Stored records
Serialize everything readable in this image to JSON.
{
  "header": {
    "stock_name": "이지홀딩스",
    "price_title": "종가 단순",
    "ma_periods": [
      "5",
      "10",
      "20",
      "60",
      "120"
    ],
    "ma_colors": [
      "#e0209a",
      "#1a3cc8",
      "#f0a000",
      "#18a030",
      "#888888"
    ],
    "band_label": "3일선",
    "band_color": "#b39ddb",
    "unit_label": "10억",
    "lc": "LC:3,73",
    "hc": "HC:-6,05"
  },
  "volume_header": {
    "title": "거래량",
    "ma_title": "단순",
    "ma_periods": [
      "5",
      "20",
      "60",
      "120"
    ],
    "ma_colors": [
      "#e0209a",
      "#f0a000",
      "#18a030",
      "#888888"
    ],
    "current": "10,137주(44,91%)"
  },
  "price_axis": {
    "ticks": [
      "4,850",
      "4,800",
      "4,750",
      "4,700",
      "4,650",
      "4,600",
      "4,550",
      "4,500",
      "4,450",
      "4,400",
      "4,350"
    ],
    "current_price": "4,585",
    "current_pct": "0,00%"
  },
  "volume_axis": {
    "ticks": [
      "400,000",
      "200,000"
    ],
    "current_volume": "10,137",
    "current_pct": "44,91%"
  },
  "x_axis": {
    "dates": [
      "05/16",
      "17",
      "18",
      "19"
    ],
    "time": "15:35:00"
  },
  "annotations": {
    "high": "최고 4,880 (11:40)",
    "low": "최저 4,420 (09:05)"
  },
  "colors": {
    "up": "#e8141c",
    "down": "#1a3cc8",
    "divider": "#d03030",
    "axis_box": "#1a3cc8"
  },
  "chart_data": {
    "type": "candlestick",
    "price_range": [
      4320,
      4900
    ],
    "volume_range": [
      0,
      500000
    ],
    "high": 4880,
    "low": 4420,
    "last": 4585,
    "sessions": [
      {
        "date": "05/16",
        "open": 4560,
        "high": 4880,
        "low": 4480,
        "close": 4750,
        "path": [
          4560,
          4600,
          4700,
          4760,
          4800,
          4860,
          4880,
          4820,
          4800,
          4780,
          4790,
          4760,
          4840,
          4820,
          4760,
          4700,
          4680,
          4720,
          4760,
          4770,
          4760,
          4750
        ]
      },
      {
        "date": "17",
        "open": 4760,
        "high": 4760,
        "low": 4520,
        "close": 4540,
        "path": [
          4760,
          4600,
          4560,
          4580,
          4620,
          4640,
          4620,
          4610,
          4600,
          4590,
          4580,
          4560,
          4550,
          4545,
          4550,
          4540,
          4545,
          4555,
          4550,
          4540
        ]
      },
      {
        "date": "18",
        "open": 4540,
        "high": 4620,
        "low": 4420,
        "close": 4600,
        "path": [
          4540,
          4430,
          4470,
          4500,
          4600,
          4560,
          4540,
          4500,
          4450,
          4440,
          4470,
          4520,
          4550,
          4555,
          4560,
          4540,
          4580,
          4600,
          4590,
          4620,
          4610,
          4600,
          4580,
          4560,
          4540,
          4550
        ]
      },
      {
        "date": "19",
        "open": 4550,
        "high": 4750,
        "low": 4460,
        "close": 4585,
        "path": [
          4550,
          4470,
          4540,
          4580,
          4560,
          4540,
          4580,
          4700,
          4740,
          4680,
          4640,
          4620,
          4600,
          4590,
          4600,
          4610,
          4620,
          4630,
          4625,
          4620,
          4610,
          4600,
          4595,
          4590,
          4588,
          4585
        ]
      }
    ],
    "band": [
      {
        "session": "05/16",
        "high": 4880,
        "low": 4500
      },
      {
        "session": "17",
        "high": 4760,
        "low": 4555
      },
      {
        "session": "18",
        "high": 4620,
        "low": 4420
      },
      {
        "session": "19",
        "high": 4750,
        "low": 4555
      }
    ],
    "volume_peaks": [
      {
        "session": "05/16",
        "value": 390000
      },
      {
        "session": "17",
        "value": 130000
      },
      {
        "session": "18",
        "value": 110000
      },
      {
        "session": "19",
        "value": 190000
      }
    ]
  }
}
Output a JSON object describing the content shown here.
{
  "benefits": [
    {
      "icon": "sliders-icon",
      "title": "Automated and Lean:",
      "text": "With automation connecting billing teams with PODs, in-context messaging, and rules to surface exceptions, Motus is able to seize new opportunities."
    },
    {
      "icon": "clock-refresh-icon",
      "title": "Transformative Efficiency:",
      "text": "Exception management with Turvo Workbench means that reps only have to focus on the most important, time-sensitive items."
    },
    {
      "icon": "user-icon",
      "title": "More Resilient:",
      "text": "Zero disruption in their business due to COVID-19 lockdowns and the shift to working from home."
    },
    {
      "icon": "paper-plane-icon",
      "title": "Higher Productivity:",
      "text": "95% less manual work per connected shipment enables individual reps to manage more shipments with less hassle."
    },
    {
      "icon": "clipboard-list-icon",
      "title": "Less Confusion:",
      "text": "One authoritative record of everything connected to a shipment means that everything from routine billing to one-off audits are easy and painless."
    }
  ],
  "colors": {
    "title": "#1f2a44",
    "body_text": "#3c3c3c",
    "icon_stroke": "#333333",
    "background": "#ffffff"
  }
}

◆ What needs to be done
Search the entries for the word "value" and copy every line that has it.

◆ Result of this exercise
        "value": 390000
        "value": 130000
        "value": 110000
        "value": 190000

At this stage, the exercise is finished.